Elasticsearch 6.3.0 keeps up to date on security vulnerabilities to protect sensitive data. Update to the latest version in order to keep your security in check!

Bug fixes

Of course, nothing is perfect and the newest version of Elasticsearch fixes some troublesome bugs. If you’ve been experiencing problems, search through the release notes and see if your sticky situation is listed.

Check out the release blog here and see for yourself what great features are in store.

Last year we spoke with Shay Banon, founder and CEO of Elastic, who said that: “When I first released Elasticsearch, I had one goal. Make it simple for a developer to get started, download, and install Elasticsearch on their laptop, load data into it, and get really fast results in milliseconds or less. Today we have more than 130 million downloads of our software and our community has grown to more than 100,000 developers across 100 countries.”
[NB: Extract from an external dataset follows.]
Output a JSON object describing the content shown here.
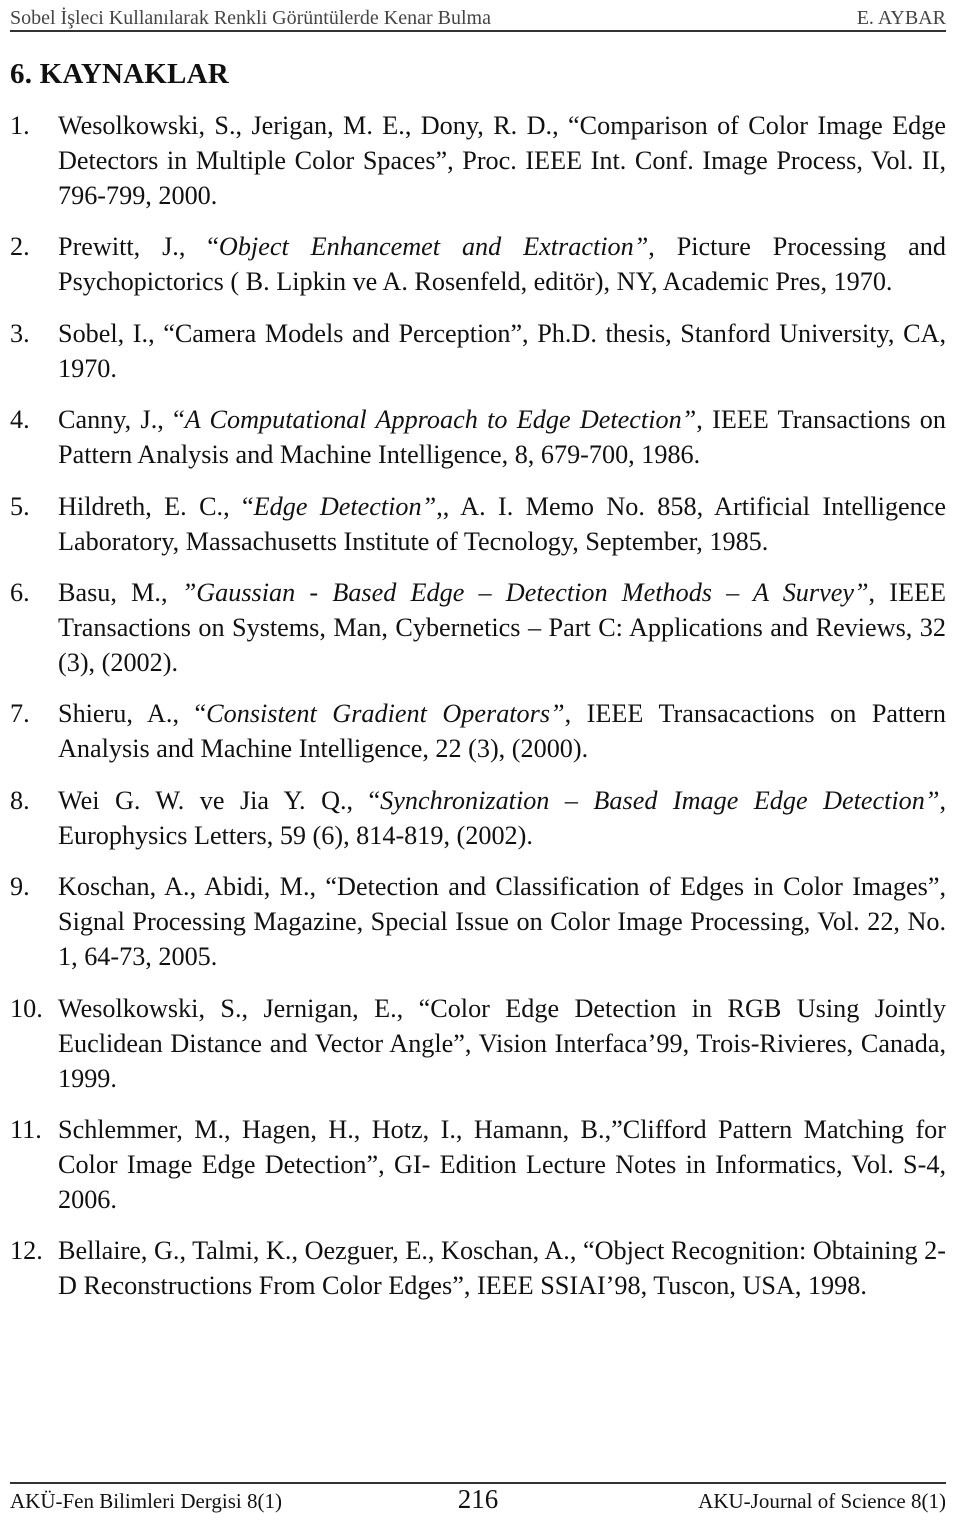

It’s been quite the ride watching Elasticsearch grow. Happy version 6.3.0, and here’s to keeping an eye on what Elasticsearch has in store for the rest of 2018!

SEE ALSO: Machine learning at Elasticsearch: In quest of data anomalies

Take a deeper look into the release notes for Elasticsearch 6.3.0.

Author
Sarah Schlothauer

Sarah Schlothauer

All Posts by Sarah Schlothauer

Sarah Schlothauer is an assistant editor for JAXenter.com. She received her Bachelor's degree from Monmouth University in Long Branch, New Jersey and is currently enrolled at Goethe University in Frankfurt, Germany where she is working on her Masters. She lives in Frankfurt with her husband and cat.